▶ **Stored items from a collection**:
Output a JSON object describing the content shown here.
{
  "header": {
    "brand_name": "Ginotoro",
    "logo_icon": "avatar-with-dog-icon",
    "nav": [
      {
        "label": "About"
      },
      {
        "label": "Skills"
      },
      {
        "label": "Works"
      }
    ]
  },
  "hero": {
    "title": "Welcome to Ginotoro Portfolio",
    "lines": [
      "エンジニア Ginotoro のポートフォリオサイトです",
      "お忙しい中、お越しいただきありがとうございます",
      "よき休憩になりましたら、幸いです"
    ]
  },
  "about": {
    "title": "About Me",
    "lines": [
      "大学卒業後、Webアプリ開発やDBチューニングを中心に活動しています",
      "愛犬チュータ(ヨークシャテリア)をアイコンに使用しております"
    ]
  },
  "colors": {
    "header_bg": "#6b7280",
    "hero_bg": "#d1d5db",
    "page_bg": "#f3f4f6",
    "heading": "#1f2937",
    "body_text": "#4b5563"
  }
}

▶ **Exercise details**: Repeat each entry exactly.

▶ **Expected answer**:
Output a JSON object describing the content shown here.
{
  "header": {
    "brand_name": "Ginotoro",
    "logo_icon": "avatar-with-dog-icon",
    "nav": [
      {
        "label": "About"
      },
      {
        "label": "Skills"
      },
      {
        "label": "Works"
      }
    ]
  },
  "hero": {
    "title": "Welcome to Ginotoro Portfolio",
    "lines": [
      "エンジニア Ginotoro のポートフォリオサイトです",
      "お忙しい中、お越しいただきありがとうございます",
      "よき休憩になりましたら、幸いです"
    ]
  },
  "about": {
    "title": "About Me",
    "lines": [
      "大学卒業後、Webアプリ開発やDBチューニングを中心に活動しています",
      "愛犬チュータ(ヨークシャテリア)をアイコンに使用しております"
    ]
  },
  "colors": {
    "header_bg": "#6b7280",
    "hero_bg": "#d1d5db",
    "page_bg": "#f3f4f6",
    "heading": "#1f2937",
    "body_text": "#4b5563"
  }
}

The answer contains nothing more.